On March 31st, 2011 several significant amendments to the Executive Law (BOP) were signed into law - including Executive Law (Exec. Law) 259-c(4); however, BOPs "lawlessness, arbitrariness and their refusal to follow the mandates of the legislature..." warrants an independent investigation by the United Nations (UN) for further scrutiny about denying parole to eligible inmates who have earned their freedom by doing the right thing (i.e. completing their minimum, taking responsibility for their crime(s) and obtaining their mandated programming).(2) If you are reading this article and you have been denied parole after March 31st, 2011, or you know someone in NYS-DOCCS who has been denied parole unfairly, then please be aware of the following cases recently appealed by inmates that - as a result of their litigation - were released:
Velasquez v. NYS Board of Parole (Feb 6, 2012)
Thwaites v. NYS Board of Parole, 934 NYS 2d 797 [see also Pro Se, Vol 22 No 1] and;
Winchell v. Evans, 27 Misc. 3d 1232(A) (Sup.CT.Sullivan Co. June 9, 2010), [reported in Pro Se, Vol.20, No.4].
All the above cases (Article 78s) are winning cases which resulted in prisoners - who chose to litigate their matter by challenging the BOP - being released from DOCCS custody.
Out of twenty years of my incarceration, I have witnessed the BOP deny parole to many men and women based upon their nature of the crime - despite their efforts to rehabilitate themselves. Some of these people have earned Master degrees, Bachelors and the minimum of an Associate degree, only to be denied by the BOP commissioners who judge the prisoners for a period of 15-30 minutes, if that, during their parole hearing.
The nature of the crime doesn't, will not and cannot change so why are we being denied parole solely based on the very element which will not ever be different?

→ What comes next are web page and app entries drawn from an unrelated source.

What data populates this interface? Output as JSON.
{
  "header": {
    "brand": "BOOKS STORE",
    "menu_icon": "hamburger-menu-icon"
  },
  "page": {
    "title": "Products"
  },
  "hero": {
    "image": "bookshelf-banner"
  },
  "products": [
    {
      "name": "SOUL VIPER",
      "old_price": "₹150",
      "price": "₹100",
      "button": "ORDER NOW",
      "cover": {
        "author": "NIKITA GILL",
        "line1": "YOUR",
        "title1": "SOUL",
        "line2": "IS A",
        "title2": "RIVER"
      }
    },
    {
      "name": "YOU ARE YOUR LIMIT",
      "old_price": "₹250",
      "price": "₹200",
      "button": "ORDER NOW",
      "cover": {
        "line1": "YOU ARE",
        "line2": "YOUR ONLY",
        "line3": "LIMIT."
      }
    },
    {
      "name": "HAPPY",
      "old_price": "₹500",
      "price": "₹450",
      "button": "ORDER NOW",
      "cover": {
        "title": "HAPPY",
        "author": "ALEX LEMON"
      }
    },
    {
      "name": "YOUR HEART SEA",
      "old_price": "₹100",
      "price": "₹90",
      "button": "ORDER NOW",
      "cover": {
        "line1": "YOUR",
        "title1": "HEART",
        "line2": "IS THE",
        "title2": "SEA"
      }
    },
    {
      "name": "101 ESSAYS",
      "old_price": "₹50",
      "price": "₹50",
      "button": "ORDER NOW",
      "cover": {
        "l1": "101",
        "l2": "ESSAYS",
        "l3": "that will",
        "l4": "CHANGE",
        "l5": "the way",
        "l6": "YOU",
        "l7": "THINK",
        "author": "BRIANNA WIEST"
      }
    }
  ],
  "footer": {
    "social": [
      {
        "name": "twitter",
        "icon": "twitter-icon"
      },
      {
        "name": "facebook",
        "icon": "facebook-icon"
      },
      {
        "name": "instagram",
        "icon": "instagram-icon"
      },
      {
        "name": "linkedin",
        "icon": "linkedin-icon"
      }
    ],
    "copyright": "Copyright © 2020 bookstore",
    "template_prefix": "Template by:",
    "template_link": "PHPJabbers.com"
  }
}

In my humble opinion - after serving 20 years in NY DOCCS - the only way we prisoners will receive justice is by taking our case to the UN for review. How do we attempt to go about this? Reflect back on the Egyptian people and how they were successful in spreading the message of support for their cause via internet. This tactic will have to involve our families who are already walking around with cellular phones all day so this should not be a difficult project. I strongly believe that we can change the BOP unfair practices against us Blacks and Latinos. If we care enough to work together, putting your petty differences aside to bring our relatives home. Our family members have served their time, changed their lives by establishing entirely new ways of thinking and by obtaining higher education. It's time now for our people to step up and support our cause for challenging the BOP unfair parole denials against Blacks and Latinos.
MIM(Prisons) adds: As we reported in our review of The New Jim Crow, these statistics on national oppression in the criminal injustice system in New York mirror what happens across the United $tates. This author makes a good point about parole hearings and reasons for denial. If parole is going to be based on the very crime for which someone is locked up, there is no point to having a hearing. If prisons in Amerika were truly serving a rehabilitating purpose, the work prisoners do educating and changing themselves should be the primary basis for granting parole. It is good to hear that some court cases are being won on this front.
We do agree that this is a battle worth fighting to help get our comrades onto the streets sooner, but we don't anticipate the imperialist-dominated United Nations to offer any support for the oppressed people of the world. We may win small reforms through the courts and with mass protests, but the only way to truly put an end to the criminal injustice system is by dismantling the imperialist system it serves.